*Task requirements*: Provide the data again in its entirety, exactly as given.

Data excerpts
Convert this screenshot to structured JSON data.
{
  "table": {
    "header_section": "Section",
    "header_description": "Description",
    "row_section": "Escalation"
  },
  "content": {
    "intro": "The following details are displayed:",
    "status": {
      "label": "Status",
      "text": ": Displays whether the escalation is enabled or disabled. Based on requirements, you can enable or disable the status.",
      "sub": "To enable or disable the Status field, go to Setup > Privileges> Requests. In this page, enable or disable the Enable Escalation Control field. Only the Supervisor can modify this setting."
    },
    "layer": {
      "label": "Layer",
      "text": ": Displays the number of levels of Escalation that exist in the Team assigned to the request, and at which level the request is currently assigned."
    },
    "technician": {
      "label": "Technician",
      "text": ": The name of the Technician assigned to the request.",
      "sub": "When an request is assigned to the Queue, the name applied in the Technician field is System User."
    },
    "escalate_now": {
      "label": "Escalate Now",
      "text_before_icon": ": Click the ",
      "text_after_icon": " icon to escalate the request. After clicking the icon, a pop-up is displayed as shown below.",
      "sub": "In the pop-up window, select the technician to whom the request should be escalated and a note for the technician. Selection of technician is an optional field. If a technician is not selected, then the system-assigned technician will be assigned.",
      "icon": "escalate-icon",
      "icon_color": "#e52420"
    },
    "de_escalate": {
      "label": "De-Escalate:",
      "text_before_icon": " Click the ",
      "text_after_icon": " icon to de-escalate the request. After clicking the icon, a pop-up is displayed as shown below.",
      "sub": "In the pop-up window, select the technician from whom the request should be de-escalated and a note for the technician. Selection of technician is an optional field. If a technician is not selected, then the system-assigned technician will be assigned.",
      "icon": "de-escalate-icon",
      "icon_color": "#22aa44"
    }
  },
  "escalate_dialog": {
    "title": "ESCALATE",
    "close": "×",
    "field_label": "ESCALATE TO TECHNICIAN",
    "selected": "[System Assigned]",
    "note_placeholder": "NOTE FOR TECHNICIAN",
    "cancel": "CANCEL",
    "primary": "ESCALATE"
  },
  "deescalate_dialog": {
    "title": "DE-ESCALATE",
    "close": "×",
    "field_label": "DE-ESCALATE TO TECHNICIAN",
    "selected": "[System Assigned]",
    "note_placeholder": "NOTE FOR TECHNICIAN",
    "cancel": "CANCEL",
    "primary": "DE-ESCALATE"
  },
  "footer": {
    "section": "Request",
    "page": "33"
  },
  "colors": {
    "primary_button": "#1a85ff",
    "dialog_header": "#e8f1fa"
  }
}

*Answer to the problem*:
Convert this screenshot to structured JSON data.
{
  "table": {
    "header_section": "Section",
    "header_description": "Description",
    "row_section": "Escalation"
  },
  "content": {
    "intro": "The following details are displayed:",
    "status": {
      "label": "Status",
      "text": ": Displays whether the escalation is enabled or disabled. Based on requirements, you can enable or disable the status.",
      "sub": "To enable or disable the Status field, go to Setup > Privileges> Requests. In this page, enable or disable the Enable Escalation Control field. Only the Supervisor can modify this setting."
    },
    "layer": {
      "label": "Layer",
      "text": ": Displays the number of levels of Escalation that exist in the Team assigned to the request, and at which level the request is currently assigned."
    },
    "technician": {
      "label": "Technician",
      "text": ": The name of the Technician assigned to the request.",
      "sub": "When an request is assigned to the Queue, the name applied in the Technician field is System User."
    },
    "escalate_now": {
      "label": "Escalate Now",
      "text_before_icon": ": Click the ",
      "text_after_icon": " icon to escalate the request. After clicking the icon, a pop-up is displayed as shown below.",
      "sub": "In the pop-up window, select the technician to whom the request should be escalated and a note for the technician. Selection of technician is an optional field. If a technician is not selected, then the system-assigned technician will be assigned.",
      "icon": "escalate-icon",
      "icon_color": "#e52420"
    },
    "de_escalate": {
      "label": "De-Escalate:",
      "text_before_icon": " Click the ",
      "text_after_icon": " icon to de-escalate the request. After clicking the icon, a pop-up is displayed as shown below.",
      "sub": "In the pop-up window, select the technician from whom the request should be de-escalated and a note for the technician. Selection of technician is an optional field. If a technician is not selected, then the system-assigned technician will be assigned.",
      "icon": "de-escalate-icon",
      "icon_color": "#22aa44"
    }
  },
  "escalate_dialog": {
    "title": "ESCALATE",
    "close": "×",
    "field_label": "ESCALATE TO TECHNICIAN",
    "selected": "[System Assigned]",
    "note_placeholder": "NOTE FOR TECHNICIAN",
    "cancel": "CANCEL",
    "primary": "ESCALATE"
  },
  "deescalate_dialog": {
    "title": "DE-ESCALATE",
    "close": "×",
    "field_label": "DE-ESCALATE TO TECHNICIAN",
    "selected": "[System Assigned]",
    "note_placeholder": "NOTE FOR TECHNICIAN",
    "cancel": "CANCEL",
    "primary": "DE-ESCALATE"
  },
  "footer": {
    "section": "Request",
    "page": "33"
  },
  "colors": {
    "primary_button": "#1a85ff",
    "dialog_header": "#e8f1fa"
  }
}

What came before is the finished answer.